As mentioned, they have what Blum identified as the Reward Deficiency Syndrome. This syndrome causes their mind to develop an operating system that is more self-centered than the average person, because they simply can’t experience satisfaction, appreciation and gratitude. Mood altering substances temporarily and artificially correct this abnormality. 12-step and faith-based programs also correct the Reward Deficiency Syndrome. Unfortunately, addicts will despise the notion of any constructive group involvement on an on-going basis. In contrast, they are comfortable in social setting that support the use of substances as a way of life.

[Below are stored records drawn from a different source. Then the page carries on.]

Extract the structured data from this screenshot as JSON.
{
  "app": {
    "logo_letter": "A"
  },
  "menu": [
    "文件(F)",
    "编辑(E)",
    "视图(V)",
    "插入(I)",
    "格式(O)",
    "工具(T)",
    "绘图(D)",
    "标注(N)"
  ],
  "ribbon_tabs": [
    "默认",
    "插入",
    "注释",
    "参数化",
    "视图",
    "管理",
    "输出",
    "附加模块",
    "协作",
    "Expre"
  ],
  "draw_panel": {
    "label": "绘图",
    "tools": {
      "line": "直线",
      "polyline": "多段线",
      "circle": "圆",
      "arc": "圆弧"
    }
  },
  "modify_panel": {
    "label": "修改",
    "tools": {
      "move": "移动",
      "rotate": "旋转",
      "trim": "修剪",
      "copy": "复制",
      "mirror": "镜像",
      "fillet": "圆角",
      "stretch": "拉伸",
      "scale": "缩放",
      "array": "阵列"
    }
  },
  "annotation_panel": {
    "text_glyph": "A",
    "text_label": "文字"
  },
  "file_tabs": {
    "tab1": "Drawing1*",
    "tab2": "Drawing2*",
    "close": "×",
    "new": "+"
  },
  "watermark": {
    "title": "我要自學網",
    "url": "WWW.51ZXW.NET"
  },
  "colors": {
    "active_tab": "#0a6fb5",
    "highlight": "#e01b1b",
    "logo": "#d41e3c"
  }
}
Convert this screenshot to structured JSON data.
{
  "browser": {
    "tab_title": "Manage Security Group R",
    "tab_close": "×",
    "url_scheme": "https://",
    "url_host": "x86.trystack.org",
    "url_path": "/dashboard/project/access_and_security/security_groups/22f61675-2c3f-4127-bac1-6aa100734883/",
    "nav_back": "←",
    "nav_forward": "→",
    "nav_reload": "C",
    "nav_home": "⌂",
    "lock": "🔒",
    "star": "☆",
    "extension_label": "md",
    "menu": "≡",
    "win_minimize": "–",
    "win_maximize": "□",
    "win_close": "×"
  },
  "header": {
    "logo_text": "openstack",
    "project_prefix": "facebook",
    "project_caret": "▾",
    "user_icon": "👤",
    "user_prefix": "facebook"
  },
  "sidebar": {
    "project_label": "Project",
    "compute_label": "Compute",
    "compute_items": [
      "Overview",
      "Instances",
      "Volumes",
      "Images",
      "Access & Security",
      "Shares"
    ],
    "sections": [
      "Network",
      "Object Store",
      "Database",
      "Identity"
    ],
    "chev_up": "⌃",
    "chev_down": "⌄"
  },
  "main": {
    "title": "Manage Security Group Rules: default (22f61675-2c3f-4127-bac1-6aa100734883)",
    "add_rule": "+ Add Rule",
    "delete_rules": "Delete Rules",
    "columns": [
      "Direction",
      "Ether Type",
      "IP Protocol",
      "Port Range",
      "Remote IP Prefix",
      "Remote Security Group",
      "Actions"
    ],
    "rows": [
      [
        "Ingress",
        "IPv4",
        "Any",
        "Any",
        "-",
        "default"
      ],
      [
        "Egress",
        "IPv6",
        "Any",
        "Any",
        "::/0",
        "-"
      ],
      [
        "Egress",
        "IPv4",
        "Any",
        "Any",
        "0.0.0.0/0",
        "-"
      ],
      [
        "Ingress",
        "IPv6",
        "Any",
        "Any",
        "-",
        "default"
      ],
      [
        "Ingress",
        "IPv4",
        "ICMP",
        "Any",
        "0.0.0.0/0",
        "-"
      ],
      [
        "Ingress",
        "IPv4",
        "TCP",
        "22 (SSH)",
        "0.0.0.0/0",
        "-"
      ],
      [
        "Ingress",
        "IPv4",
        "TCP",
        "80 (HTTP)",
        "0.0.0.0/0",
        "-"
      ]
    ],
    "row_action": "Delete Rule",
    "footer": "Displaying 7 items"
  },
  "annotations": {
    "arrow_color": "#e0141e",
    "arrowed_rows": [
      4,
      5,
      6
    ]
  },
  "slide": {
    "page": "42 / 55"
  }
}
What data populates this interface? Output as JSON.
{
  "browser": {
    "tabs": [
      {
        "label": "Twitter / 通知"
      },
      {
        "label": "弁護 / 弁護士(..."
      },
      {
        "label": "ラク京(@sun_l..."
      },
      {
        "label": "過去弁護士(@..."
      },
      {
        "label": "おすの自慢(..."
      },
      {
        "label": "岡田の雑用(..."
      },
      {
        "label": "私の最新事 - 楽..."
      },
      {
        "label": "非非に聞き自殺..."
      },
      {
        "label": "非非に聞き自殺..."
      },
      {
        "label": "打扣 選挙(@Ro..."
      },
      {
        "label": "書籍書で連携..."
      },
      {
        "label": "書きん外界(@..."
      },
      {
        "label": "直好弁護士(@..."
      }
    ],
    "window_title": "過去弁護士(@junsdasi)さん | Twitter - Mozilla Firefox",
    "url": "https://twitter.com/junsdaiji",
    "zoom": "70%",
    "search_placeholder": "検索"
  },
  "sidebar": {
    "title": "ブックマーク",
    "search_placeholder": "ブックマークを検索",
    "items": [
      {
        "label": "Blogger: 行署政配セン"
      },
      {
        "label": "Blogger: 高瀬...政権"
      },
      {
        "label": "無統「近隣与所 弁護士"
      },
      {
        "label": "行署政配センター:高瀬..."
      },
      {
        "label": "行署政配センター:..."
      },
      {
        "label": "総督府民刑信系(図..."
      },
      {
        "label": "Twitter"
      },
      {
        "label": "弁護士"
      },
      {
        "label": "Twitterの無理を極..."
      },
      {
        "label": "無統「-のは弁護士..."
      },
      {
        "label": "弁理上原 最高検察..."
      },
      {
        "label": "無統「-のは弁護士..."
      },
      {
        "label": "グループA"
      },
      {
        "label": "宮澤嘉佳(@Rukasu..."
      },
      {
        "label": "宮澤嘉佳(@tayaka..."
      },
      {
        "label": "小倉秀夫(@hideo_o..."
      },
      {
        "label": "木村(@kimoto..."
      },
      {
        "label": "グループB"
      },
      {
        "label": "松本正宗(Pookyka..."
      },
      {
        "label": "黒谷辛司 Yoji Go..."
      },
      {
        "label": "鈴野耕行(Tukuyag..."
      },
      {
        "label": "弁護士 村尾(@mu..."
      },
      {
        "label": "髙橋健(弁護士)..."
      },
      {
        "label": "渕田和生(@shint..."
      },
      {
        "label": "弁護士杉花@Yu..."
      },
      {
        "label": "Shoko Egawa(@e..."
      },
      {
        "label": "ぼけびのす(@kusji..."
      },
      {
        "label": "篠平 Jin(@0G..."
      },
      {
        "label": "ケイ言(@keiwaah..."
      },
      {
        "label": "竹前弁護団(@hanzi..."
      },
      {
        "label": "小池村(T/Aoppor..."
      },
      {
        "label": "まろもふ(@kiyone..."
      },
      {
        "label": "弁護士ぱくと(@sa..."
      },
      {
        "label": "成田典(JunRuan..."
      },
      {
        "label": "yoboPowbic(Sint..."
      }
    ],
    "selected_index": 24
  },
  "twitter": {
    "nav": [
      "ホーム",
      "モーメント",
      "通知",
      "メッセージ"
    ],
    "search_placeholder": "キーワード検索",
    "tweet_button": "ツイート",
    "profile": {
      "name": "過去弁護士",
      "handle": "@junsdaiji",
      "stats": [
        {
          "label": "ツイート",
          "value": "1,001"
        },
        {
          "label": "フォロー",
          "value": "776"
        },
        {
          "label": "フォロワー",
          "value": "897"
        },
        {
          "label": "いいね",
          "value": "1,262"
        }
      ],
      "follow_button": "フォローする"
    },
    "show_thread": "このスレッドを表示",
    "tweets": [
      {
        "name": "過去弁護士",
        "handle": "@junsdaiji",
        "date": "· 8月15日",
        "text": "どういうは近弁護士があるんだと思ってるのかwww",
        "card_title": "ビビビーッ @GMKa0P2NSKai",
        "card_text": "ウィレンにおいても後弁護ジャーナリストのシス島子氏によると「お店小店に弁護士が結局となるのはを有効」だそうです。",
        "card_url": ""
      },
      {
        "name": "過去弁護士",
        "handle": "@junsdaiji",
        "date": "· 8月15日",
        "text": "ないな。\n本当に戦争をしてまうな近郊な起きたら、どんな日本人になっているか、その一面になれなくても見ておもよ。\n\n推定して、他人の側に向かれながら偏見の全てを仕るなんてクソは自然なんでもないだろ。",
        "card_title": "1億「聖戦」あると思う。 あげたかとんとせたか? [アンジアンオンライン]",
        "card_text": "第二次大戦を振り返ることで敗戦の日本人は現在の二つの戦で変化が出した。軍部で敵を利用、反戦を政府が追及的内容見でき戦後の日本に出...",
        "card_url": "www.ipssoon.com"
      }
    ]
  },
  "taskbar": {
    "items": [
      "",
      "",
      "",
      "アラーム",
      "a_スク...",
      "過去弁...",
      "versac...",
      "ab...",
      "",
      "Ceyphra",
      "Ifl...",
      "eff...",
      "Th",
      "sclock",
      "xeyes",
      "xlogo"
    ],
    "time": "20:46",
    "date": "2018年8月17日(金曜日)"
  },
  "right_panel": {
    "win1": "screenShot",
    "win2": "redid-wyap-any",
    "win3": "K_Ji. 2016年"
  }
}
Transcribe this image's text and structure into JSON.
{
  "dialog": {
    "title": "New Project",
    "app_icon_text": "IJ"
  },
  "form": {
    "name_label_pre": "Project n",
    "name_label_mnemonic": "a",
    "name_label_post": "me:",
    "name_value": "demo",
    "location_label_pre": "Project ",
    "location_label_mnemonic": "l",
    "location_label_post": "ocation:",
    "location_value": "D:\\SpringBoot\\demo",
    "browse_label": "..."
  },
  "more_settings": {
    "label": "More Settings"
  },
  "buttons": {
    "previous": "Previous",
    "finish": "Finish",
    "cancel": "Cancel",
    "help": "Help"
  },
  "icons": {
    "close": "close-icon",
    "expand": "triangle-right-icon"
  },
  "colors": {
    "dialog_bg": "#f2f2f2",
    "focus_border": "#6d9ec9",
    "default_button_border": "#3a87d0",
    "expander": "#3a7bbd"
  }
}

Many times addicts have one or more other disorders in addition to their addiction. These are called co-morbidities and frequently include: depression, anxiety, ADHD, insomnia, obsessionality, and panic attacks. These comorbid issues create obstacles to an addict’s recovery. For example, it is challenging to be present in treatment or recovery groups while suffering with these issues.
Understanding addiction means acknowledging the reason for an addict’s intense resistance to effective addiction treatment, especially if it is on-going such as participating in a 12-step or faith-based program. Intervention always triggers an intense fight or flight response. Since an addict views substances with the same importance as air, water and food, an effective treatment will evoke a intense survival reaction.